Thorne JL and Kishino H (2002) Divergence time and evolutionary rate estimation with multilocus data. Systematic Biology 51: 689–702.

Tynan CT (1998) Ecological importance of the southern boundary of the Antarctic circumpolar current. Nature 392(6677): 708–710.

Uhen MD (1998) Middle to late eocene basilosaurines and dorudontines. In: Thewissen JGM (ed.) The Emergence of Whales, pp. 29–61. New York: Plenum Press.

Uhen MD (1999) New species of protocetid Archaeocete whale, Eocetus wardii (Mammalia: Cetacea) from the middle Eocene of North Carolina. Journal of Paleontology 73(3): 512–528.

Utrecht WLV (1965) On the growth of the baleen plate of the fin whale and the blue whale. Bijdragen Tot De Dierkunde, uitgegeven door Koninklijk Zoölogisch Genootschap: ‘Natura Artis Magistra’ te Amsterdam 35: 3–38.

Wada S, Oishi M and Yamada TK (2003) A newly discovered species of living baleen whale. Nature 426: 278–281.

Walmsley R (1938) Some observations on the vascular system of a female fetal finback. Contributions to Embryology 27: 109–178.

Wilson DE and Reeder DM (2005) Mammal Species of the World. A Taxonomic and Geographic Reference, 3rd edn, p. 2142. Baltimore: Johns Hopkins University Press.

Further Reading

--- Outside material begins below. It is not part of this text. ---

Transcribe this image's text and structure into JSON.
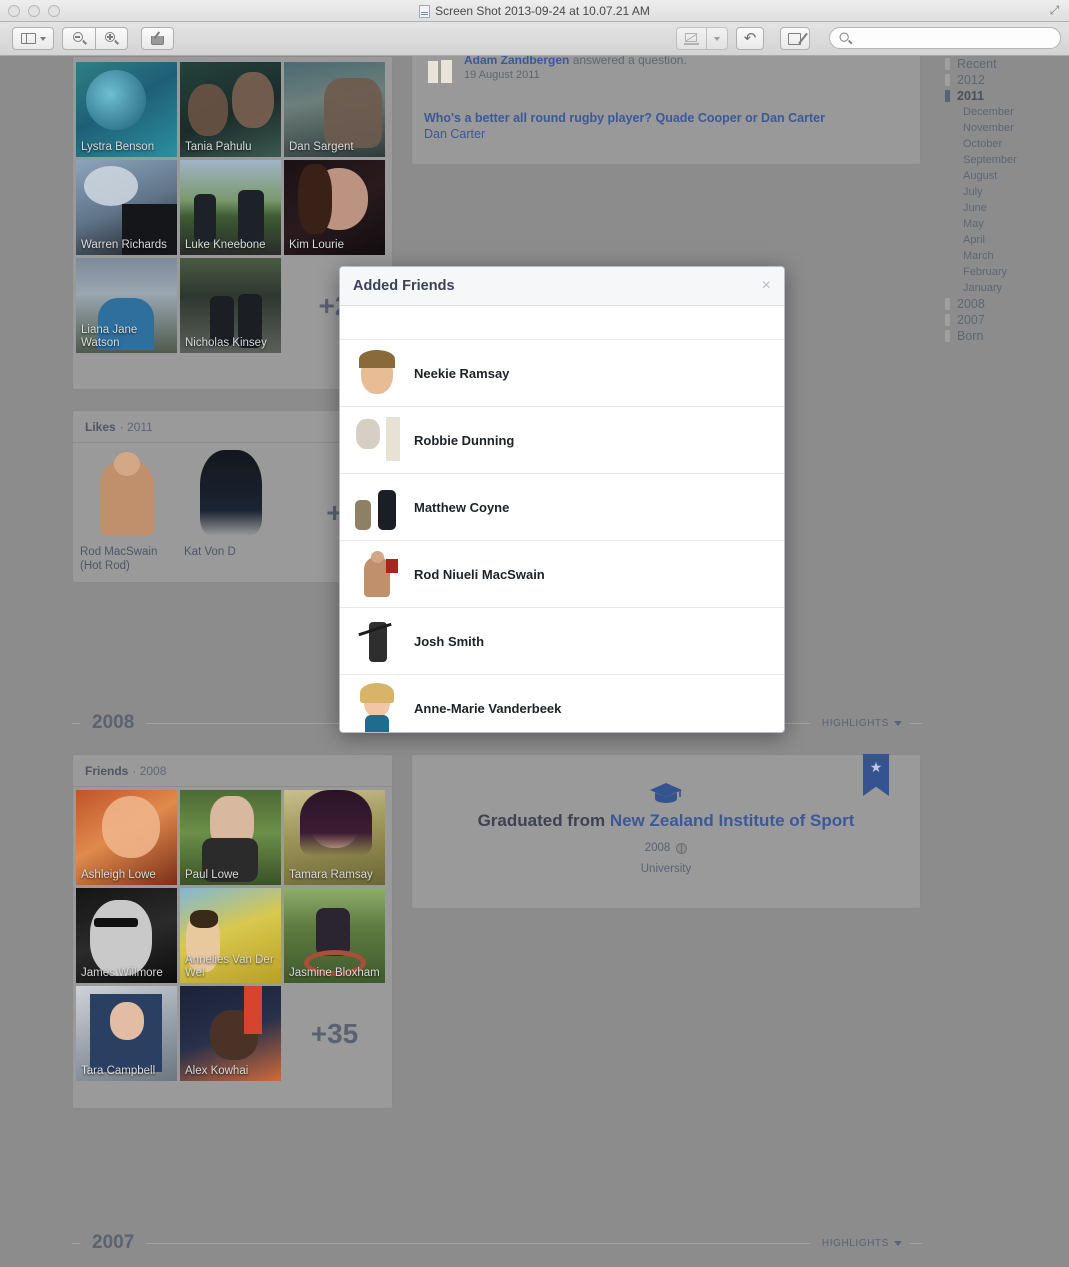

Bannister J (2009) Baleen whales (Mysticetes). In: Perrin WF, Thewissen JGM and Würsig B (eds) Encyclopedia of Marine Mammals, pp. 80–89. San Diego: Elsevier.

Contact Editor close
Submit a note to the editor about this article by filling in the form below.

* Required Field

How to Cite close
Jackson, Jennifer A(Dec 2010) Phylogenetics of Baleen Whales. In: eLS. John Wiley & Sons Ltd, Chichester. [doi: 10.1002/9780470015902.a0022870]